`01:00`

Lucy D’Agostino McGowan

*Do you* ❤️ *all of the tree puns?*

Random forests provide an improvement over bagged trees by way of a small tweak that

*decorrelates*the treesBy

*decorrelating*the trees, this reduces the variance even more when we average the trees!

Like bagging, build a number of decision trees on bootstrapped training samples

Each time the tree is split, instead of considering

*all predictors*(like bagging),**a random selection of**\(m\)**predictors**is chosen as split candidates from the full set of \(p\) predictorsThe split is allowed to use only one of those \(m\) predictors

A fresh selection of \(m\) predictors is taken at each split

typically we choose \(m \approx \sqrt{p}\)

`Choosing m for Random Forest`

Let’s say you have a dataset with 100 observations and 9 variables, if you were fitting a random forest, what would a good \(m\) be?
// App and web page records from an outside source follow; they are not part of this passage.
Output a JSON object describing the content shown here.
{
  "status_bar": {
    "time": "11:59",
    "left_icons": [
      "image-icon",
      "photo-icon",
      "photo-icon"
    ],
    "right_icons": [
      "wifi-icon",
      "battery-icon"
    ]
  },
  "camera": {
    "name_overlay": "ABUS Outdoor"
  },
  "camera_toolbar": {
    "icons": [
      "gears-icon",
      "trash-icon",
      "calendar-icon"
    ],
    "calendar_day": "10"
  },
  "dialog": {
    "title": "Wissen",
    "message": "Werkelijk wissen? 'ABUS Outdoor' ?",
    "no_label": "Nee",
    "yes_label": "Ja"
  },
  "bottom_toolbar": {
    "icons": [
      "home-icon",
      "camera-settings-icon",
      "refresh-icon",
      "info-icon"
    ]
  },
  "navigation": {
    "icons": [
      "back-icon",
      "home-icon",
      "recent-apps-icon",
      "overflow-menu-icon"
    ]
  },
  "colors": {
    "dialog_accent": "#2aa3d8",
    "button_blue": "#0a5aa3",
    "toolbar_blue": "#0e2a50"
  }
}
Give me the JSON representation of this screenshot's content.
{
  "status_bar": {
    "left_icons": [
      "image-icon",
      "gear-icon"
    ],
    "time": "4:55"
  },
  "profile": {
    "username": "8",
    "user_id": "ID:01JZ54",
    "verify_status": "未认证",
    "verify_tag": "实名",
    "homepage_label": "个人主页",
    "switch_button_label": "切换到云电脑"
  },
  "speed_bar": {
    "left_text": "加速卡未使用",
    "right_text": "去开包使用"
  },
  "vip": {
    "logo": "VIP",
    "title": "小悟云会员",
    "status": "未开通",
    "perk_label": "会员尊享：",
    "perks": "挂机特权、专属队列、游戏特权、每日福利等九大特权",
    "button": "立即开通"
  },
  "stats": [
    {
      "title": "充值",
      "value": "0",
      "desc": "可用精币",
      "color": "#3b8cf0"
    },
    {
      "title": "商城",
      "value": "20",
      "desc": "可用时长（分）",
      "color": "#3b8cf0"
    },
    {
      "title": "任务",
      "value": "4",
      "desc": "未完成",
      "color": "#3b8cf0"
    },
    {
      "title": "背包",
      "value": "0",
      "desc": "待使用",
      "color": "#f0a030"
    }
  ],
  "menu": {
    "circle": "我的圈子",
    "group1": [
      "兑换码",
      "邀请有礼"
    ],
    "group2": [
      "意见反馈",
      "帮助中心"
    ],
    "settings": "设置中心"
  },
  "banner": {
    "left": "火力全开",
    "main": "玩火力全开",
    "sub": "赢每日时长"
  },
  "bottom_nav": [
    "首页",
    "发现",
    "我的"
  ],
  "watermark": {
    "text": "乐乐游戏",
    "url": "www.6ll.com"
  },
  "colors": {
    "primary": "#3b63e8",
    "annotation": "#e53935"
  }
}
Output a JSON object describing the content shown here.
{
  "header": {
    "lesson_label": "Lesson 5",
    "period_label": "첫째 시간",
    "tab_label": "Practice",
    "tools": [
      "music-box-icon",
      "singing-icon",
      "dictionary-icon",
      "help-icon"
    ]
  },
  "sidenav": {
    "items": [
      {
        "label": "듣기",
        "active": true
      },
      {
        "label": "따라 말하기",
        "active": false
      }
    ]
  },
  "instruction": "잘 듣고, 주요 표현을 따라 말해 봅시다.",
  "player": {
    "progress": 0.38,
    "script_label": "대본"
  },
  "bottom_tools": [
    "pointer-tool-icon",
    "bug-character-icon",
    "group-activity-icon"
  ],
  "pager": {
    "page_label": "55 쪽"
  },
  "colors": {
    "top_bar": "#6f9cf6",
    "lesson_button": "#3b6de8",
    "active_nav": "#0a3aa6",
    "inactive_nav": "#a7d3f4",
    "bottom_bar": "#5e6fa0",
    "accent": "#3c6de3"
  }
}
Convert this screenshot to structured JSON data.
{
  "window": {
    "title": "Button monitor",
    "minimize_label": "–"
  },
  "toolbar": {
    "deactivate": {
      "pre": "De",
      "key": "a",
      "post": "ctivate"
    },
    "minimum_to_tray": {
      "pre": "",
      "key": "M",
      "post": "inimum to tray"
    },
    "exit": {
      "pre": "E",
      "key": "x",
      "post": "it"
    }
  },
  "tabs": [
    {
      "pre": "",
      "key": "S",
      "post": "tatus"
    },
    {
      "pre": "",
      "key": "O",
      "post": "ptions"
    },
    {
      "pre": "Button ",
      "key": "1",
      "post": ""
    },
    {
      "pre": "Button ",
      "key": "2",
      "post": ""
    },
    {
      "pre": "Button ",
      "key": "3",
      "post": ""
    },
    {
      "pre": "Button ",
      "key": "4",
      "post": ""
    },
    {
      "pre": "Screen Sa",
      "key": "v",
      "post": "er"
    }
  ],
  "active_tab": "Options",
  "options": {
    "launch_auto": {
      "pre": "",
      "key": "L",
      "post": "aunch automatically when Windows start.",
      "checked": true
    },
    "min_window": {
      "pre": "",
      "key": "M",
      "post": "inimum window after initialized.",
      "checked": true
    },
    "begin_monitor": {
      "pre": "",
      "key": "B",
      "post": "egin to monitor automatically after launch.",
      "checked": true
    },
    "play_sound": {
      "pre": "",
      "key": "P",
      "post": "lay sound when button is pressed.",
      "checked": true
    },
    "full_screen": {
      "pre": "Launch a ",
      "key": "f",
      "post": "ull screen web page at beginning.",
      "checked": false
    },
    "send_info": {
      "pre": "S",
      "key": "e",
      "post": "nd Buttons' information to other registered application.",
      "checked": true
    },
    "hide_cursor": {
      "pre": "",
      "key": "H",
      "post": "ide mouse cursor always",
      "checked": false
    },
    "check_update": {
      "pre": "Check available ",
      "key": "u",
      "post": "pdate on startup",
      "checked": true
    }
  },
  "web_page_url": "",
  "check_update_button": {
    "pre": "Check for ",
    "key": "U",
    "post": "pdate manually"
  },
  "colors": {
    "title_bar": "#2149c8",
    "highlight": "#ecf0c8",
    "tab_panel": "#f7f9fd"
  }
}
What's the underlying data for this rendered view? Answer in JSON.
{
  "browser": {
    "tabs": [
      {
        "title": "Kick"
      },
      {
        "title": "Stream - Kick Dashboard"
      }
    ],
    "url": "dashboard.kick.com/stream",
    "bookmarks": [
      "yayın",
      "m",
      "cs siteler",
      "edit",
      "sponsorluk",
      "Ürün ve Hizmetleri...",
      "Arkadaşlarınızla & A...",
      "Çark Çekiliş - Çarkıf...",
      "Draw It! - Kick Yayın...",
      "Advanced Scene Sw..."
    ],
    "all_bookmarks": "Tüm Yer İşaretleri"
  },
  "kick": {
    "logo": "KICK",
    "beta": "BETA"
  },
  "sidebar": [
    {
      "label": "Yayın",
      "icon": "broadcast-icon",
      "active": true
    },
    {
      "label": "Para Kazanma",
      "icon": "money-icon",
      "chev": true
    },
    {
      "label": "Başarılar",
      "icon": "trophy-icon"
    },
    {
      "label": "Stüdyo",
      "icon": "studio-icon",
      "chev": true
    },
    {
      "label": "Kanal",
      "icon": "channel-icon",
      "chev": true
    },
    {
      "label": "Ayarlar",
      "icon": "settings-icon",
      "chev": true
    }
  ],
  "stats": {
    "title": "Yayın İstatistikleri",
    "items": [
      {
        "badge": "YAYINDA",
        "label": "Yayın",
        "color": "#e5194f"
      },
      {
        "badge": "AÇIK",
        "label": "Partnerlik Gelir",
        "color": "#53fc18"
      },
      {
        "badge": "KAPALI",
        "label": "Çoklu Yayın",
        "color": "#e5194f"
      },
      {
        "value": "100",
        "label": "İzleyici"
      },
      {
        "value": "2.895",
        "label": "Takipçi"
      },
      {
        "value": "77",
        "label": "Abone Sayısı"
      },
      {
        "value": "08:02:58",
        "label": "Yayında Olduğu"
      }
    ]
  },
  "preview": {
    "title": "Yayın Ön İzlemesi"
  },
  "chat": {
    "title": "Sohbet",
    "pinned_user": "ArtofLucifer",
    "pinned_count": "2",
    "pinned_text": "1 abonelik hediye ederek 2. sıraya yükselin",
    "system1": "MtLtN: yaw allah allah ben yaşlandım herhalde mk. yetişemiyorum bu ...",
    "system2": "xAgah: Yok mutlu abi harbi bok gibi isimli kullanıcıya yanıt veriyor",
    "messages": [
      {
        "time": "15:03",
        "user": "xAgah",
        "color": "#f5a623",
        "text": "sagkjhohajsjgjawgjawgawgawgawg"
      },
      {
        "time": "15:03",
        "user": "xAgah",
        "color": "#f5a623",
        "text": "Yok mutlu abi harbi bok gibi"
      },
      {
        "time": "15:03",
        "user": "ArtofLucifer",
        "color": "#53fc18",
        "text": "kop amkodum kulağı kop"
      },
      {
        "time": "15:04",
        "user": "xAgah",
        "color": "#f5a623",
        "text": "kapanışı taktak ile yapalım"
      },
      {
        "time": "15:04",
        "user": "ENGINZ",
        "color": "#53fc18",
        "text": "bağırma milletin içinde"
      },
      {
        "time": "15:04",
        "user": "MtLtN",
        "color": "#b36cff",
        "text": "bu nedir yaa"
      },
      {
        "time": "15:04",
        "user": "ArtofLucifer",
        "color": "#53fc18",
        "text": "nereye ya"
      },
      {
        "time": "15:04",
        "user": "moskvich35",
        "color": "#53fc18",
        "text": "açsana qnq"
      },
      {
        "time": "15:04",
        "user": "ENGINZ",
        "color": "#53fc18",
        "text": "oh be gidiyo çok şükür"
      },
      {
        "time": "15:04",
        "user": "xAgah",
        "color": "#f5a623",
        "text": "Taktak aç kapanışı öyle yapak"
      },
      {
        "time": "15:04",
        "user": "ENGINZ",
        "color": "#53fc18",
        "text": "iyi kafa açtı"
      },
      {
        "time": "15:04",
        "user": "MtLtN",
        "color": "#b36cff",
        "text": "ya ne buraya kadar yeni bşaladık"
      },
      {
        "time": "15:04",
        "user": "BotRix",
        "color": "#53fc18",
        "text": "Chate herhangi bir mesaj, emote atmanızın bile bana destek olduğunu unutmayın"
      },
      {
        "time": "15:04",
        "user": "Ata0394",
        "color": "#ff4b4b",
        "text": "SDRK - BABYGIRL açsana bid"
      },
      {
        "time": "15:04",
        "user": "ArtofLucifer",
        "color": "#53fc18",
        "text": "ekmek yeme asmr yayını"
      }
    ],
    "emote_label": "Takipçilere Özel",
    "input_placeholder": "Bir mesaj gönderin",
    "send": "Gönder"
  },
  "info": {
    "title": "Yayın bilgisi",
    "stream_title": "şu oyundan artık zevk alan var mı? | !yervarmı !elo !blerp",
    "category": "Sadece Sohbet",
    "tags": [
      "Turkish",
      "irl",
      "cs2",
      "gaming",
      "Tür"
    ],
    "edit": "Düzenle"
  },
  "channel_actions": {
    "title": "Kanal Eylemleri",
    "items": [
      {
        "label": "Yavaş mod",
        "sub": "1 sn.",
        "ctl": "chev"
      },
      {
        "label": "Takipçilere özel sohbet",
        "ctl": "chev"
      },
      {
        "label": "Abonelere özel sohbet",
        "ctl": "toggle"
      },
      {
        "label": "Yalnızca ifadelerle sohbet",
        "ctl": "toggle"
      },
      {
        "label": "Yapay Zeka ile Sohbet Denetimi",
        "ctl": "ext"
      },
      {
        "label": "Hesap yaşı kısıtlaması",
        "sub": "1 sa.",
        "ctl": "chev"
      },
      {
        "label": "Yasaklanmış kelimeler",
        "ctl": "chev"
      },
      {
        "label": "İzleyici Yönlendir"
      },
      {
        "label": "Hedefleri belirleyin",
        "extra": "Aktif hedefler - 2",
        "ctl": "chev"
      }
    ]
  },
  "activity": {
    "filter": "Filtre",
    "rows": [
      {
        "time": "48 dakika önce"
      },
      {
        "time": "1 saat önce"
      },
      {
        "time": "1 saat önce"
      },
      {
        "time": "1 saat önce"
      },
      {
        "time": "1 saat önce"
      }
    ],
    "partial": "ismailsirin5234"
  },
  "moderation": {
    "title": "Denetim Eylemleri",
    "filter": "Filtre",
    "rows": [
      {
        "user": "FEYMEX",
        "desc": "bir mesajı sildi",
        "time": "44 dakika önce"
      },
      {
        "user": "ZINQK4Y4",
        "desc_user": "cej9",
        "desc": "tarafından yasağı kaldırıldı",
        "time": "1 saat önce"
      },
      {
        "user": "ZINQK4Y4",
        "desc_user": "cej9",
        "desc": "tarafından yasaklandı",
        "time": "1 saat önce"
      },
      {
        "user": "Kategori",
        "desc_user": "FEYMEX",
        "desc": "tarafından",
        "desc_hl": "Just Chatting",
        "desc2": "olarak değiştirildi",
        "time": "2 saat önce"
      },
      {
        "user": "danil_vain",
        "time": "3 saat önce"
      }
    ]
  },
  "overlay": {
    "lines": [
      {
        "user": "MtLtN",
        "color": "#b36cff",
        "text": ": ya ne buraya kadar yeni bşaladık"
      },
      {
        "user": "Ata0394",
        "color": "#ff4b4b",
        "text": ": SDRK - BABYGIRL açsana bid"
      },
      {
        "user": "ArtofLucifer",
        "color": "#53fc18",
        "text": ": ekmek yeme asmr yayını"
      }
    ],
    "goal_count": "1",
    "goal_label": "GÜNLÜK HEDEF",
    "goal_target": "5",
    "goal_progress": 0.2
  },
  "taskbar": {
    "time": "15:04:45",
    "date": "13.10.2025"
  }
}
`01:00`

*Recall that we are predicting whether a patient has heart disease from 13 predictors*

`mtry`

here is `m`

. If we are doing *bagging* what do you think we set this to?

What would we change `mtry`

to if we are doing a random forest?

- The default for
`rand_forest`

is`floor(sqrt(# predictors))`

(so 3 in this case)

`Application Exercise`

- Open your last application exercise
- Refit your model as a
*random forest*

`10:00`

Dr. Lucy D’Agostino McGowan *adapted from slides by Hastie & Tibshirani*